The third record is almost always a sure misstep. On a second release, it still works to just repeat the formula from the debut, especially if it was celebrated. Yet the third is “damned if you do, damned if you don’t”. You can cut ties from your previous, established sound and go into a new direction. Or there is the option of greatly expanding upon it at the risk of alienating your fan base and seeming too ambitious (the Strokes). Or you can choose number three: do neither, just repeat the formula from the first two records and hope it doesn’t sound too monotonous. Either way, the haters will come out. Third albums are only first-class, five-star affairs if one of the first two releases was lacking (Radiohead) or you somehow pulled off the miracle of successfully carrying out one of the previously mentioned three options (the Clash).

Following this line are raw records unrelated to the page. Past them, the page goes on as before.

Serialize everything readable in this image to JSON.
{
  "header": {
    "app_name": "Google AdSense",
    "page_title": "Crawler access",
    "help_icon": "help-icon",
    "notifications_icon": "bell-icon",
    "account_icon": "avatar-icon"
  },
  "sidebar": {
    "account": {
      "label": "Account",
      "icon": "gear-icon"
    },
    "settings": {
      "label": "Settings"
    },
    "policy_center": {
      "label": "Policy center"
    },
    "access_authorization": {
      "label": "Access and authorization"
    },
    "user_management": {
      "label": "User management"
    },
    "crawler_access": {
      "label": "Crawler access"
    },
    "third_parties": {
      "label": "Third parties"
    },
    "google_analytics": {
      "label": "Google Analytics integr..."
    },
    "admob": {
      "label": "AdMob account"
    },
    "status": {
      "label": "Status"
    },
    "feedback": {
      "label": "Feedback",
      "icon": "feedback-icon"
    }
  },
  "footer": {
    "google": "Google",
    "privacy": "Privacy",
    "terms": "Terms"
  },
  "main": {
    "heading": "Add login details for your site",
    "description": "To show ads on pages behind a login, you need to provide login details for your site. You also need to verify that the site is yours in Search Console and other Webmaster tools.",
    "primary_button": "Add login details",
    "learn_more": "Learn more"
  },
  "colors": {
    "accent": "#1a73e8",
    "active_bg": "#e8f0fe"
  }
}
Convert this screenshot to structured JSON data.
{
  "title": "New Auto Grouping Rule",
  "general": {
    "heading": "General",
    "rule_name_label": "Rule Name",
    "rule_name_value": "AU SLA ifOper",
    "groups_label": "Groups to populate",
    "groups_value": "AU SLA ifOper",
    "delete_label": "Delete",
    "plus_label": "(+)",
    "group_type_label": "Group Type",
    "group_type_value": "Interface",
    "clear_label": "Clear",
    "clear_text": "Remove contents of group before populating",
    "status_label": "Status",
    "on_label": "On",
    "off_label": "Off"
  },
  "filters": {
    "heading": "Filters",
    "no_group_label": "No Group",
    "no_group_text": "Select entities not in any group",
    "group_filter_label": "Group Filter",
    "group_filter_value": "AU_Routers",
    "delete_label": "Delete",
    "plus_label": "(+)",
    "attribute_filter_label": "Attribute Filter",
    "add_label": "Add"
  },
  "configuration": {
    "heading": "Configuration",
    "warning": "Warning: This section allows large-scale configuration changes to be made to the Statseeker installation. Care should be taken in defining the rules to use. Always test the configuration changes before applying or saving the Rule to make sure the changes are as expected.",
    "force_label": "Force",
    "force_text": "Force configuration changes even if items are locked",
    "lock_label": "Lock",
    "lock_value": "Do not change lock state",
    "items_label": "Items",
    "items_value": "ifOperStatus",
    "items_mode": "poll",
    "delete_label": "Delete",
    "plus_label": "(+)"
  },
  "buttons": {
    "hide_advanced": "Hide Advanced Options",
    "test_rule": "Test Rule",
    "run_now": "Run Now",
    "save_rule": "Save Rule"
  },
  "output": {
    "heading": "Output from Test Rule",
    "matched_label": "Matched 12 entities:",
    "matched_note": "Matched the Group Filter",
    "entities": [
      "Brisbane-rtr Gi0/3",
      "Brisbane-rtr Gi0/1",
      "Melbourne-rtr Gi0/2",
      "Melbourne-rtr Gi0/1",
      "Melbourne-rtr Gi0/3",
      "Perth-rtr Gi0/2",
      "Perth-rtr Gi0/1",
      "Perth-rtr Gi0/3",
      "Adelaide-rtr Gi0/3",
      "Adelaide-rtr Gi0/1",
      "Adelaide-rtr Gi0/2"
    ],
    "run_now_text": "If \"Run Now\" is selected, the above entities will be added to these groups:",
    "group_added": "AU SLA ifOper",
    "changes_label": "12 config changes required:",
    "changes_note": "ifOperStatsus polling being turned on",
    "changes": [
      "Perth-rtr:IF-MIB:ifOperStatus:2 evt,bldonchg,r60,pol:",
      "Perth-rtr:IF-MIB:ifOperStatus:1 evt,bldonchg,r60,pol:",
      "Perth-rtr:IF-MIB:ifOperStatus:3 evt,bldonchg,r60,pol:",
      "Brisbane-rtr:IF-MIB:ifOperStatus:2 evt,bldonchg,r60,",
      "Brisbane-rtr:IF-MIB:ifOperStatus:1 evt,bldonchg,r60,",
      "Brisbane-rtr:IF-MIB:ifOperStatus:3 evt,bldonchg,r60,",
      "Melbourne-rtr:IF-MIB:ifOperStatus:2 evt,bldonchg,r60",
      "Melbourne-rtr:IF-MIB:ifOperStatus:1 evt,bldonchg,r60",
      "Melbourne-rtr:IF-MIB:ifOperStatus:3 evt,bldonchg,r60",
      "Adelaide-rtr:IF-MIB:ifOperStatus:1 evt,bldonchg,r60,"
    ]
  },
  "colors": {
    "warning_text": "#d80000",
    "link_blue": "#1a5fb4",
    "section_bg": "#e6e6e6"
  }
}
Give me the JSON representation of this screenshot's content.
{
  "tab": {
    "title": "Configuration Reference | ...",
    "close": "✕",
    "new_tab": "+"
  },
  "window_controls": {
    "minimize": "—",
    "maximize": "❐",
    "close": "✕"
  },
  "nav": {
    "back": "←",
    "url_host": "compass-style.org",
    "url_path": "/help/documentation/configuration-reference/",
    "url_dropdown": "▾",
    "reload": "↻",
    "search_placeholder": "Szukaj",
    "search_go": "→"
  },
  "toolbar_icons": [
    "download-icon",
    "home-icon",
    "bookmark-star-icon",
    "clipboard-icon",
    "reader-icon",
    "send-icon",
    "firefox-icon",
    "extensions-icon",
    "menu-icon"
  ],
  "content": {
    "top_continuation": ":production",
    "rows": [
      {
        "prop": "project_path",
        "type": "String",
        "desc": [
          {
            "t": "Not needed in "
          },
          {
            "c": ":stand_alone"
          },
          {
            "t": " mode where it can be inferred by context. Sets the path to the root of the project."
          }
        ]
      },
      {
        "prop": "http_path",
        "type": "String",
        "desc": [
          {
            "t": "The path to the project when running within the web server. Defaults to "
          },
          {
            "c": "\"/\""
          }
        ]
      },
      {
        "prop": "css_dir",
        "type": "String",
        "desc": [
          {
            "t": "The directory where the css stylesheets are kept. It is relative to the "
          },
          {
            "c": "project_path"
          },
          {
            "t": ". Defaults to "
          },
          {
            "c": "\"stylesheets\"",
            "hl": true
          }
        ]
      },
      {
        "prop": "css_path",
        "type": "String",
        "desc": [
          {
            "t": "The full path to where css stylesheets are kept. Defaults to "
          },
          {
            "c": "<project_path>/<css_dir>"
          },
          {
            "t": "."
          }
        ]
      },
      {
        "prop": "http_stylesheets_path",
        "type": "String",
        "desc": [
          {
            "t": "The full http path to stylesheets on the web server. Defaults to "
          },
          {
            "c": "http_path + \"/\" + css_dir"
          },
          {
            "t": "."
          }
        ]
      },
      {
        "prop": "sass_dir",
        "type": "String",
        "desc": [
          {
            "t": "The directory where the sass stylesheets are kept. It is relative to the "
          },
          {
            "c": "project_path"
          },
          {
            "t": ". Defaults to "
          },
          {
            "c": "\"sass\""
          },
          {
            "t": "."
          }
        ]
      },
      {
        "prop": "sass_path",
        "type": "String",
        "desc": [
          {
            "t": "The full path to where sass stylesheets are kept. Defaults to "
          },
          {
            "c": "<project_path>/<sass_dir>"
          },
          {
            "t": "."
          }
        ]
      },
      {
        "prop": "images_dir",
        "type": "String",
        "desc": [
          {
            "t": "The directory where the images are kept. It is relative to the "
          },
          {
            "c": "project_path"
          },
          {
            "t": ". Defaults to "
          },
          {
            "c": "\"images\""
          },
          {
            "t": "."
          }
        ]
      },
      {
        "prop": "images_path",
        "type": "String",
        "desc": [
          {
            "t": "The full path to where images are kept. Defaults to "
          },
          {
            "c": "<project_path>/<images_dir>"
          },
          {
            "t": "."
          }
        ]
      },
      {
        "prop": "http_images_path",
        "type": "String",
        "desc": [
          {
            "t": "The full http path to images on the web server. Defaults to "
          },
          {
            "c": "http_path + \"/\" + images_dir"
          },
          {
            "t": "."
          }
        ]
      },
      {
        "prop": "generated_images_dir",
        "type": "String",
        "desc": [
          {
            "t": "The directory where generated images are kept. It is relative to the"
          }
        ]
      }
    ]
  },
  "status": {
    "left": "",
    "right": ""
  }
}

However, the bets aren’t entirely stacked against Love is All. Their first full-length, Nine Times That Same Song, was anything but what its title suggests. Full of arty, post-punk angst and infectious pop, the record demonstrated a rarely found knack for fusing various styles while establishing a uniquely fun and energetic sound. If their debut was a riotous youthful affair then their followup, A Hundred That Keep Me Up At Night, was a post-pop street carnival that swaggered along strewing flowers and confetti with drunken confessions, B-movie romances, and chaotic cruises.
Somehow the four-piece actually found a way to preserve the liveliness of their debut with greater focus, while lead singer Josephine Olausson continued to perfectly document the haphazard lunacy of modern life and love with lyrical precision. Ask yourself when was the last time you danced to a song about sea sickness from bad teriyaki chicken, and you get an idea of why Love is All is so cool. Their first two albums fell somewhere between female-fronted Specials, the Delta 5, and the Slits with a second-rate John Coltrane backing them. Even then, you aren’t really getting the point. There Love is All, man. Fuck comparisons.
So what option did these fair-skinned Swedes chose for album three? Deciding that will be your own decision, dear listener. However, here is a warning: things have certainly changed for the group. That being said, the differences aren’t jarring or immediately evident. Two Thousand and Ten Injuries maintains a relatively tepid pace compared to their previous efforts, but Love is All haven’t exactly mellowed either. The spacey chants of “A Side in Bed” and the ode to psychedelic ‘60s rock, “Kungen”, are semi-new directions for the band but not necessarily surprising. Even the easy-breezy, twee pop of “Never Now” isn’t far in sound from 2006’s “Turn the TV Off”. Where these tracks go slightly awry is that they come off like unfinished ideas. Previously Love is All paraded through tunes with furious confidence, but Two Thousand and Ten Injuries seems tentative in these new territories and lacks the assured commitment that has come to characterize their sound.
Two Thousand and Ten Injuries does have some damn fine moments, though. The jerky, upbeat opener, “Bigger Bolder”, chugs along with a furious bass line accompanied by those familiar horns and chiming keyboards, behind Olausson’s obsessive yelps of “hating every minute were apart”. The following track, “Repetition”, is just as playful. Beginning with muffled guitar and a stuttering drumbeat, the track builds into a lively post-punk Shangri-La’s chorus about a boy who is stealing Olausson’s heart before receding back into its squeamish, stifled energy.
Of all the tracks on Two Thousand and Ten Injuries, “Early Warnings” tows most closely to the established Love is All sound, still assuredly seeping into their exploration of a more midtempo, pop-oriented existence. Consequently, this is the best track on the album. Rehashing their youthful vigor, the track bounces along to Olausson’s confessions of a bad morning, until it explodes into an all-member vocal refrain and a slightly ironic, soulful sax solo takes over. Both exuberantly catchy and jarringly crass, “Early Warnings” hints at the new ground Two Thousand and Ten Injuries could have laid with a bit more confidence in their stride.
On its own, there isn’t much wrong with Love is All’s third release. However, side by side with their previous efforts, Two Thousand and Ten Injuries comes off slightly lacking. At most, it’s a mild misstep that is too diffident in its differences to alienate fans or even earn new ones. In a way, Love is All have survived the dreaded third LP by their very lack of commitment to either maintaining the same or exploring something different. It just isn’t as full of those bursting pop moments, spastic riffs, or Olausson’s punk poetics that many of us have grown to love. For now though, we’ll take what we can with mild delight.
// Sound Affects
"The man whose songs were recorded by Johnny Cash, Alan Jackson, Ricky Skaggs, David Allan Coe, The Highwaymen, and countless others succumbs to time’s cruel cue that the only token of permanence we have to offer are the effects of shared moments and memories.READ the article